Page and application data records:

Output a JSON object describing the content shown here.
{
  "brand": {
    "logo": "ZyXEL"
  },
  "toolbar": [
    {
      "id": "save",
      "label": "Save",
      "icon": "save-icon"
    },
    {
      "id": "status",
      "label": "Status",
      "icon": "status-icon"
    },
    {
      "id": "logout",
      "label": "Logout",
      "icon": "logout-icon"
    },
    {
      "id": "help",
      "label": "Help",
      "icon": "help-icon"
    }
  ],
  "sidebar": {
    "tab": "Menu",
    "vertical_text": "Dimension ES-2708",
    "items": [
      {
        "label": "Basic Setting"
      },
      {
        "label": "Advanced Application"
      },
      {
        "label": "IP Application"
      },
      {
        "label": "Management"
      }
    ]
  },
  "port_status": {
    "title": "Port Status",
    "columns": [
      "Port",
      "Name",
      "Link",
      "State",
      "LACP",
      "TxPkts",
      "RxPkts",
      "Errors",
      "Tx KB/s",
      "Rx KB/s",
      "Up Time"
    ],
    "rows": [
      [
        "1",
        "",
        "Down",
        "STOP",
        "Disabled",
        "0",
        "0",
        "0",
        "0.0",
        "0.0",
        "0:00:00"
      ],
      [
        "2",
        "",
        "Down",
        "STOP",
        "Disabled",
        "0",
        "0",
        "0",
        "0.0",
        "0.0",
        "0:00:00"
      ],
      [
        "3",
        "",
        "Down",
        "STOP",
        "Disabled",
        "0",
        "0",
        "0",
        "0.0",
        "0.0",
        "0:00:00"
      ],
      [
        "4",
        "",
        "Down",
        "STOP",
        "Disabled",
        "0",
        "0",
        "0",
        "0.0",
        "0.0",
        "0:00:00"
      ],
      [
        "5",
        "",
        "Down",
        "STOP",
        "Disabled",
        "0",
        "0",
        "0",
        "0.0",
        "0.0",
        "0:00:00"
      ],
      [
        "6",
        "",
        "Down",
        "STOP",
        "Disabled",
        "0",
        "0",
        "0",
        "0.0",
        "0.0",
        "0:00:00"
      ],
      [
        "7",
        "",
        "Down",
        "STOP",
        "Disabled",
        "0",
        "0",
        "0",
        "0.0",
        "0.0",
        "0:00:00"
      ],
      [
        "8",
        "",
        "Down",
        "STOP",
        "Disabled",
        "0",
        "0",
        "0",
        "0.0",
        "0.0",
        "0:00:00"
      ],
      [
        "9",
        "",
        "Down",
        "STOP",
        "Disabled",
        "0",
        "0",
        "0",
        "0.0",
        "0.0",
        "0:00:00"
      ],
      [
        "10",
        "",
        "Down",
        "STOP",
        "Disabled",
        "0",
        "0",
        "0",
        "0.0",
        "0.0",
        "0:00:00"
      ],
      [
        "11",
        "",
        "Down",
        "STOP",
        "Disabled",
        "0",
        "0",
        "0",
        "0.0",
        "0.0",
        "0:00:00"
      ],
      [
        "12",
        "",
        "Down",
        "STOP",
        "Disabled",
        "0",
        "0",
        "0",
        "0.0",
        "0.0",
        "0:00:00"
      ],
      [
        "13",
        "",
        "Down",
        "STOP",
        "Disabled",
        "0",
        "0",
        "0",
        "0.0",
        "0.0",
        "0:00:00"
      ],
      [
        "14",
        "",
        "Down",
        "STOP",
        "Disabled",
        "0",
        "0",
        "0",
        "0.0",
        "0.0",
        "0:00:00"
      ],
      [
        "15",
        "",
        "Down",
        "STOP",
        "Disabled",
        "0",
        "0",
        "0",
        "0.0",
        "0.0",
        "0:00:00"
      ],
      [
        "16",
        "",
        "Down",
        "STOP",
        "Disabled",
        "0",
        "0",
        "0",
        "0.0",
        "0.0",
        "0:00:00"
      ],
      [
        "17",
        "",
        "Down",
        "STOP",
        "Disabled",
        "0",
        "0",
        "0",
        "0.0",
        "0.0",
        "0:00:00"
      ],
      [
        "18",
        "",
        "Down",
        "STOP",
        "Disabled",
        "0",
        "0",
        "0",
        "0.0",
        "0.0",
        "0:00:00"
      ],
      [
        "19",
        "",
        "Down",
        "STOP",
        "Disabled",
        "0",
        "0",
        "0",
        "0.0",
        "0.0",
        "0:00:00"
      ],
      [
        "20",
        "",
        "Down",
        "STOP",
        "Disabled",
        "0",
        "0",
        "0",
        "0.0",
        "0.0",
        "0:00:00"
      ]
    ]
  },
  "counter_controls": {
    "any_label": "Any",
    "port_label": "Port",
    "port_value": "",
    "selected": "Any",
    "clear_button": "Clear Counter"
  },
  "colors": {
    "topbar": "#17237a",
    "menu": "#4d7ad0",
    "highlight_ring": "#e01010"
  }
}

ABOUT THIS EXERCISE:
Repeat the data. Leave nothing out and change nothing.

EXERCISE RESPONSE:
Output a JSON object describing the content shown here.
{
  "brand": {
    "logo": "ZyXEL"
  },
  "toolbar": [
    {
      "id": "save",
      "label": "Save",
      "icon": "save-icon"
    },
    {
      "id": "status",
      "label": "Status",
      "icon": "status-icon"
    },
    {
      "id": "logout",
      "label": "Logout",
      "icon": "logout-icon"
    },
    {
      "id": "help",
      "label": "Help",
      "icon": "help-icon"
    }
  ],
  "sidebar": {
    "tab": "Menu",
    "vertical_text": "Dimension ES-2708",
    "items": [
      {
        "label": "Basic Setting"
      },
      {
        "label": "Advanced Application"
      },
      {
        "label": "IP Application"
      },
      {
        "label": "Management"
      }
    ]
  },
  "port_status": {
    "title": "Port Status",
    "columns": [
      "Port",
      "Name",
      "Link",
      "State",
      "LACP",
      "TxPkts",
      "RxPkts",
      "Errors",
      "Tx KB/s",
      "Rx KB/s",
      "Up Time"
    ],
    "rows": [
      [
        "1",
        "",
        "Down",
        "STOP",
        "Disabled",
        "0",
        "0",
        "0",
        "0.0",
        "0.0",
        "0:00:00"
      ],
      [
        "2",
        "",
        "Down",
        "STOP",
        "Disabled",
        "0",
        "0",
        "0",
        "0.0",
        "0.0",
        "0:00:00"
      ],
      [
        "3",
        "",
        "Down",
        "STOP",
        "Disabled",
        "0",
        "0",
        "0",
        "0.0",
        "0.0",
        "0:00:00"
      ],
      [
        "4",
        "",
        "Down",
        "STOP",
        "Disabled",
        "0",
        "0",
        "0",
        "0.0",
        "0.0",
        "0:00:00"
      ],
      [
        "5",
        "",
        "Down",
        "STOP",
        "Disabled",
        "0",
        "0",
        "0",
        "0.0",
        "0.0",
        "0:00:00"
      ],
      [
        "6",
        "",
        "Down",
        "STOP",
        "Disabled",
        "0",
        "0",
        "0",
        "0.0",
        "0.0",
        "0:00:00"
      ],
      [
        "7",
        "",
        "Down",
        "STOP",
        "Disabled",
        "0",
        "0",
        "0",
        "0.0",
        "0.0",
        "0:00:00"
      ],
      [
        "8",
        "",
        "Down",
        "STOP",
        "Disabled",
        "0",
        "0",
        "0",
        "0.0",
        "0.0",
        "0:00:00"
      ],
      [
        "9",
        "",
        "Down",
        "STOP",
        "Disabled",
        "0",
        "0",
        "0",
        "0.0",
        "0.0",
        "0:00:00"
      ],
      [
        "10",
        "",
        "Down",
        "STOP",
        "Disabled",
        "0",
        "0",
        "0",
        "0.0",
        "0.0",
        "0:00:00"
      ],
      [
        "11",
        "",
        "Down",
        "STOP",
        "Disabled",
        "0",
        "0",
        "0",
        "0.0",
        "0.0",
        "0:00:00"
      ],
      [
        "12",
        "",
        "Down",
        "STOP",
        "Disabled",
        "0",
        "0",
        "0",
        "0.0",
        "0.0",
        "0:00:00"
      ],
      [
        "13",
        "",
        "Down",
        "STOP",
        "Disabled",
        "0",
        "0",
        "0",
        "0.0",
        "0.0",
        "0:00:00"
      ],
      [
        "14",
        "",
        "Down",
        "STOP",
        "Disabled",
        "0",
        "0",
        "0",
        "0.0",
        "0.0",
        "0:00:00"
      ],
      [
        "15",
        "",
        "Down",
        "STOP",
        "Disabled",
        "0",
        "0",
        "0",
        "0.0",
        "0.0",
        "0:00:00"
      ],
      [
        "16",
        "",
        "Down",
        "STOP",
        "Disabled",
        "0",
        "0",
        "0",
        "0.0",
        "0.0",
        "0:00:00"
      ],
      [
        "17",
        "",
        "Down",
        "STOP",
        "Disabled",
        "0",
        "0",
        "0",
        "0.0",
        "0.0",
        "0:00:00"
      ],
      [
        "18",
        "",
        "Down",
        "STOP",
        "Disabled",
        "0",
        "0",
        "0",
        "0.0",
        "0.0",
        "0:00:00"
      ],
      [
        "19",
        "",
        "Down",
        "STOP",
        "Disabled",
        "0",
        "0",
        "0",
        "0.0",
        "0.0",
        "0:00:00"
      ],
      [
        "20",
        "",
        "Down",
        "STOP",
        "Disabled",
        "0",
        "0",
        "0",
        "0.0",
        "0.0",
        "0:00:00"
      ]
    ]
  },
  "counter_controls": {
    "any_label": "Any",
    "port_label": "Port",
    "port_value": "",
    "selected": "Any",
    "clear_button": "Clear Counter"
  },
  "colors": {
    "topbar": "#17237a",
    "menu": "#4d7ad0",
    "highlight_ring": "#e01010"
  }
}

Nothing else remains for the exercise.